The procedural posture of this case redefines “tortured.” This case was first filed on August 6, 2009. Summary judgment was filed on August 26, 2009. There was a hearing on 1/22/10, and the matter was taken under advisement. Then, on July 18, 2011, eighteen months later (!), Chief Justice John Roberts reassigned the case from Judge Henry. H. Kennedy to Judge Frederick J. Scullin, Jr. of the Northern District of New York. Why? Because of the delay!? There was a status conference on July 22, 2011. There was a motion hearing scheduled for 8/29/2012 , which was then rescheduled for 10/1/12 (a full year later?!). Matters were taken under advisement.
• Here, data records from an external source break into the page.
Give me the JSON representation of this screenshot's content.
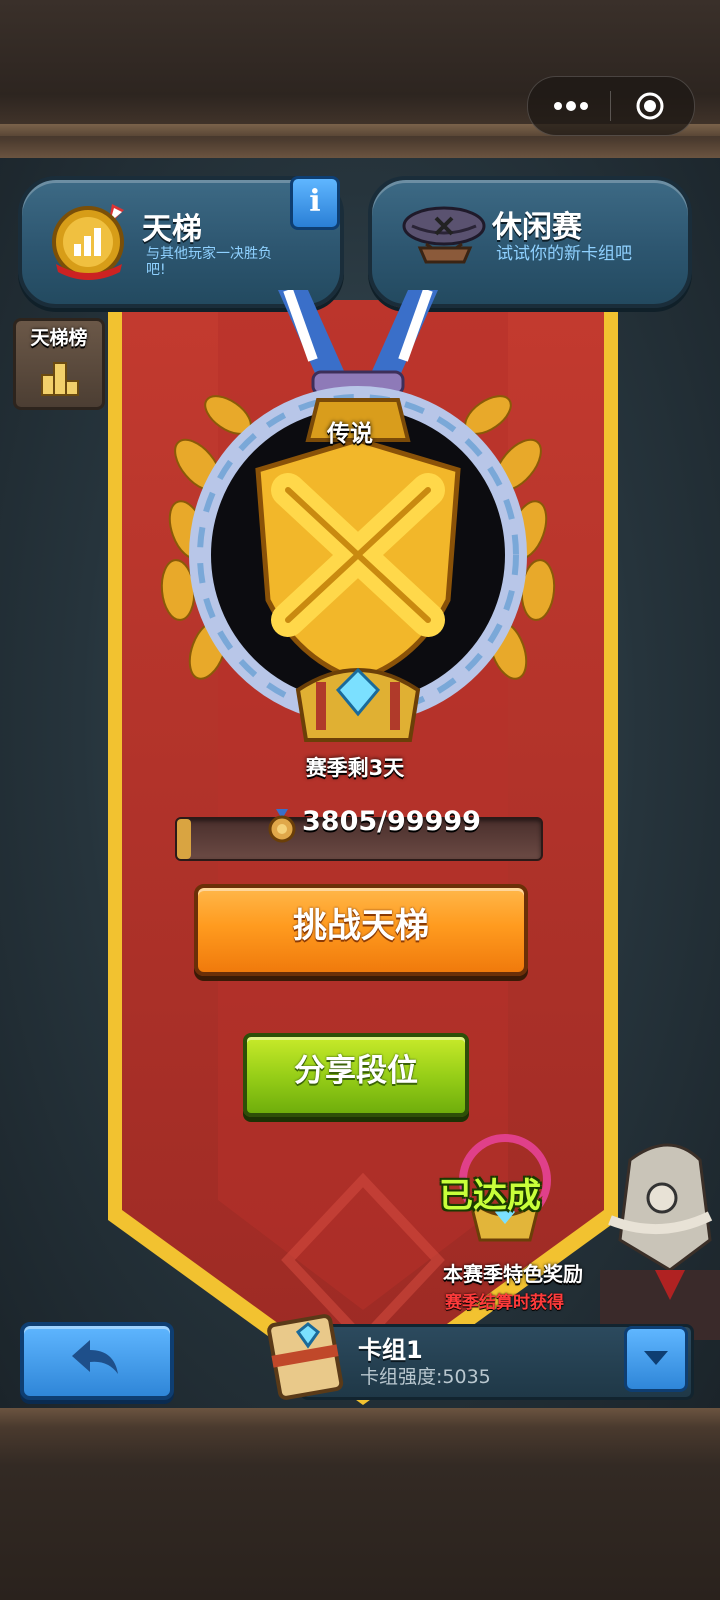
{
  "tabs": {
    "ladder": {
      "title": "天梯",
      "subtitle": "与其他玩家一决胜负吧!"
    },
    "casual": {
      "title": "休闲赛",
      "subtitle": "试试你的新卡组吧"
    }
  },
  "leaderboard_label": "天梯榜",
  "rank": {
    "name": "传说",
    "season_remaining": "赛季剩3天"
  },
  "progress": {
    "text": "3805/99999",
    "current": 3805,
    "max": 99999
  },
  "buttons": {
    "challenge": "挑战天梯",
    "share": "分享段位"
  },
  "reward": {
    "status": "已达成",
    "title": "本赛季特色奖励",
    "subtitle": "赛季结算时获得"
  },
  "deck": {
    "name": "卡组1",
    "power": "卡组强度:5035"
  },
  "colors": {
    "banner_red": "#b3322a",
    "gold_trim": "#f2c230",
    "accent_blue": "#2f86d8",
    "orange": "#ff9b1f",
    "green": "#98cf18"
  }
}
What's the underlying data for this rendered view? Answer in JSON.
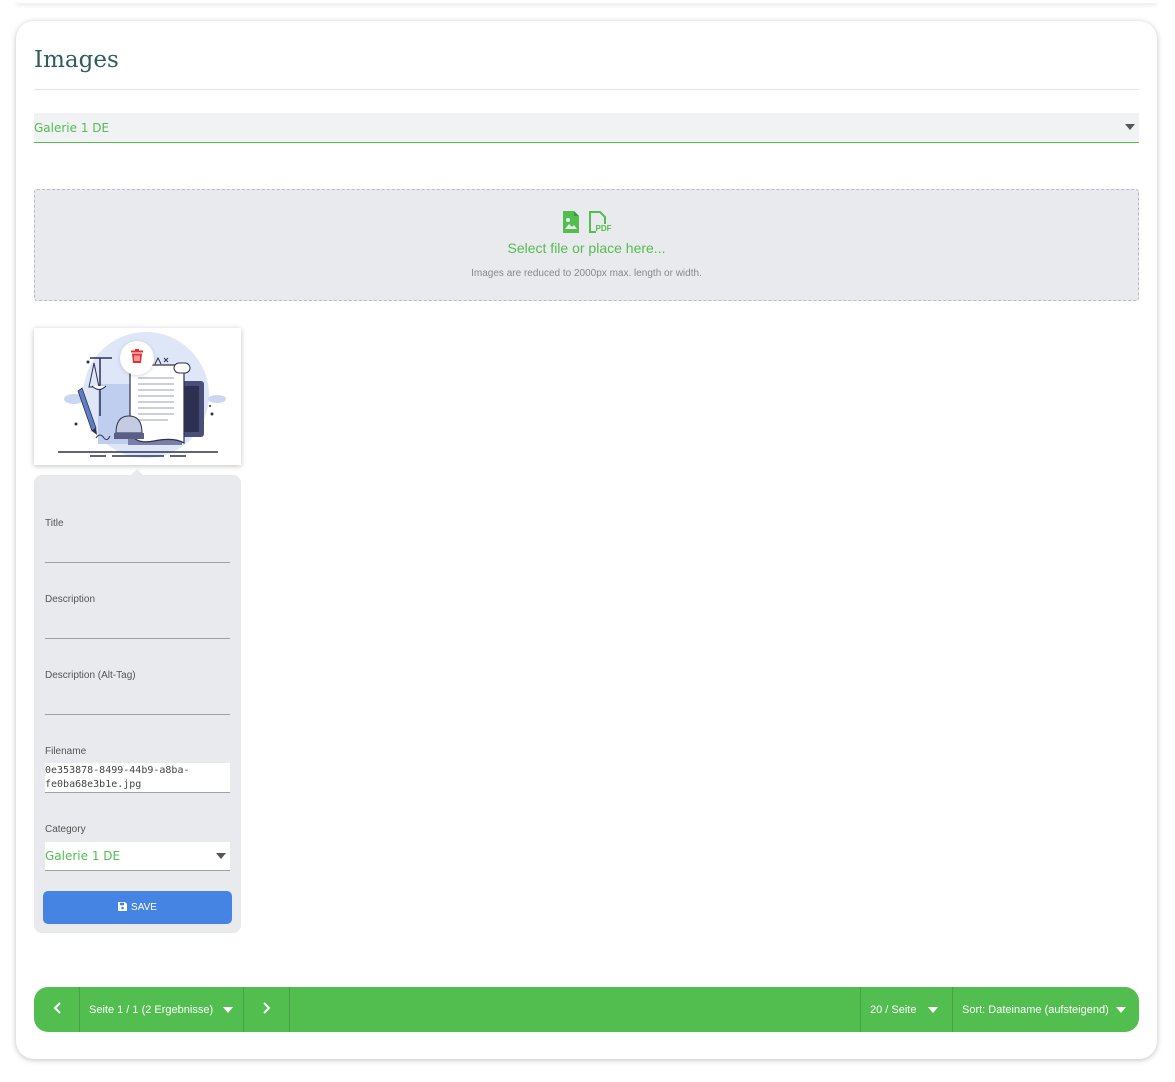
{
  "page": {
    "title": "Images"
  },
  "gallery_select": {
    "value": "Galerie 1 DE"
  },
  "dropzone": {
    "main_text": "Select file or place here...",
    "note": "Images are reduced to 2000px max. length or width.",
    "icons": [
      "file-image-icon",
      "file-pdf-icon"
    ],
    "pdf_badge": "PDF"
  },
  "image_card": {
    "fields": {
      "title_label": "Title",
      "title_value": "",
      "description_label": "Description",
      "description_value": "",
      "alt_label": "Description (Alt-Tag)",
      "alt_value": "",
      "filename_label": "Filename",
      "filename_value": "0e353878-8499-44b9-a8ba-fe0ba68e3b1e.jpg",
      "category_label": "Category",
      "category_value": "Galerie 1 DE"
    },
    "save_label": "SAVE"
  },
  "pagination": {
    "page_info": "Seite 1 / 1 (2 Ergebnisse)",
    "per_page": "20 / Seite",
    "sort": "Sort: Dateiname (aufsteigend)"
  },
  "colors": {
    "accent_green": "#52be4f",
    "save_blue": "#4584e3",
    "delete_red": "#e03131",
    "title_color": "#2e5e5a"
  }
}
A motion to expedite was filed on 8/9/13 (another year later?!). On October 21, 2013, Gura sought mandamus in the D.C. Circuit. On December 16, 2013, Mandamus was denied by the D.C. Circuit. Gura sought mandamus again in March 2014, which was pending when Judge Scullin finally got around to ruling on it.
In my last post from December, I commented ” I hope this is the magnum opus of Second Amendment opinions, because with all this time to work on it, it better be.”
Well, it’s not that. It is 19 pages long, and effectively parrots the 9th Circuit’s decision in Peruta. Putting aside the merits–which I agree with–it is totally inexcusable for a constitutional right to remain void for 5 years.
In any event, congratulations to Alan Gura, my co-author, on his dedication to this case. To the nuclear D.C. Circuit we go.